The defendant was bound to exercise reasonable care to maintain this mixing valve in a safe and suitable condition for use by the plaintiff. Bechtold v. Rae, 231 Mass. 151 . Kitchen v. Women's City Club of Boston, 267 Mass. 229 , 231. Promisel v. Hotels Statler Corp. 286 Mass. 15 . The valve was not working properly when the plaintiff first used it before the accident. The defendant's records showed that no new showers had been installed and no repairs had been made upon any of the shower equipment on the fourth floor of the hotel since the defendant became the owner in 1917. The bill of exceptions does not disclose that the valve was introduced in evidence or that the defendant offered any explanation of the accident. The defendant not only owned and maintained this mixing valve but it controlled the flow and the temperature of the water which it furnished to the showers. A shower that would emit steam and a heavy flow of boiling water, when its handle was set for water at a safe temperature, could be found to be a dangerous
menace to anyone using the bath. The defendant was obliged to exercise a degree of care commensurate or proportionate to the probable dangers that might result from the lack of such care. Ogden v. Aspinwall, 220 Mass. 100 . Adams v. Dunton, 284 Mass. 63 . The jury not only would be warranted in finding that the valve was defective and dangerous but could reasonably infer that the failure to ascertain its condition and remedy the defect or withdraw this shower booth from use or notify those entitled to use it of the danger, constituted negligence of the defendant. Callahan v. New England Telephone & Telegraph Co. 216 Mass. 334 . Washburn v. R. F. Owens Co. 252 Mass. 47 . Fone v. Elloian, 297 Mass. 139 .
It could not be ruled as matter of law that the defendant had sustained the burden of showing that the plaintiff was guilty of contributory negligence. It was for the jury to say whether she knew and appreciated the danger in attempting to shut off the water. Cahill v. New England Telephone & Telegraph Co. 193 Mass. 415 , and cases cited.

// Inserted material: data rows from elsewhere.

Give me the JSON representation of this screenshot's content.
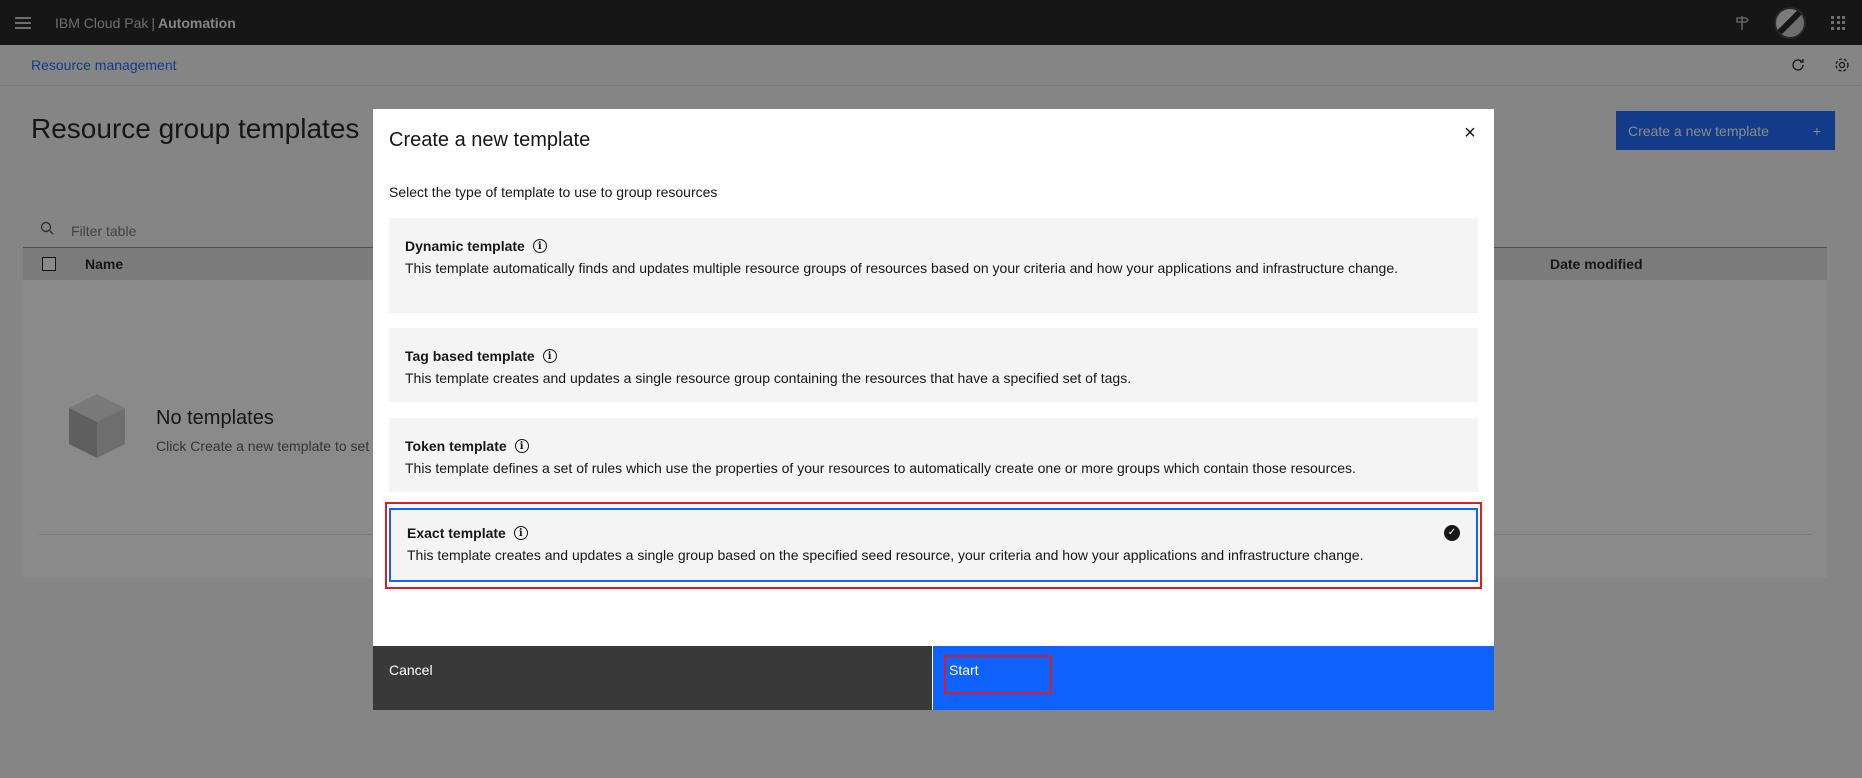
{
  "header": {
    "menu_icon": "hamburger-icon",
    "brand_prefix": "IBM Cloud Pak",
    "brand_separator": "|",
    "brand_product": "Automation",
    "icons": [
      "signpost-icon",
      "avatar",
      "app-switcher-icon"
    ]
  },
  "breadcrumb": {
    "label": "Resource management",
    "icons": [
      "refresh-icon",
      "settings-icon"
    ]
  },
  "page": {
    "title": "Resource group templates",
    "create_button_label": "Create a new template",
    "create_button_icon": "+"
  },
  "table": {
    "search_placeholder": "Filter table",
    "columns": [
      "Name",
      "Date modified"
    ],
    "empty_title": "No templates",
    "empty_subtitle": "Click Create a new template to set"
  },
  "modal": {
    "title": "Create a new template",
    "close_icon": "×",
    "subtitle": "Select the type of template to use to group resources",
    "info_glyph": "i",
    "check_glyph": "✓",
    "options": [
      {
        "title": "Dynamic template",
        "description": "This template automatically finds and updates multiple resource groups of resources based on your criteria and how your applications and infrastructure change.",
        "selected": false
      },
      {
        "title": "Tag based template",
        "description": "This template creates and updates a single resource group containing the resources that have a specified set of tags.",
        "selected": false
      },
      {
        "title": "Token template",
        "description": "This template defines a set of rules which use the properties of your resources to automatically create one or more groups which contain those resources.",
        "selected": false
      },
      {
        "title": "Exact template",
        "description": "This template creates and updates a single group based on the specified seed resource, your criteria and how your applications and infrastructure change.",
        "selected": true
      }
    ],
    "cancel_label": "Cancel",
    "start_label": "Start"
  },
  "colors": {
    "primary": "#0f62fe",
    "header_bg": "#161616",
    "highlight": "#da1e28"
  }
}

The plaintiff offered to prove a conversation on the day after the accident between one Squires, the manager of the hotel and in charge of repairs, and one Scheufler, whose duty it was to see that all the defendant's real estate was kept in good and safe repair. Scheufler suggested to Squires that he had "better send a plumber up to look at that valve" and Squires replied, in effect, that it was no "sense of sending a plumber up to look at it, we have had plumbers up there all the time and . . . [the valves] are always out of order." Even though both men could be found to be in charge of making repairs upon the defendant's property, neither was shown to be authorized to bind his principal by an admission made subsequently to the accident. Gilmore v. Mittimeague Paper Co. 169 Mass. 471 . McKenna v. Gould Wire Cord Co. 197 Mass. 406 . Boston Food Products Co. v. Wilson & Co. 245 Mass. 550 , 561. Cleary v. First National Stores Inc. 291 Mass. 172 . Am. Law Inst. Restatement: Agency, Sections 287, 288.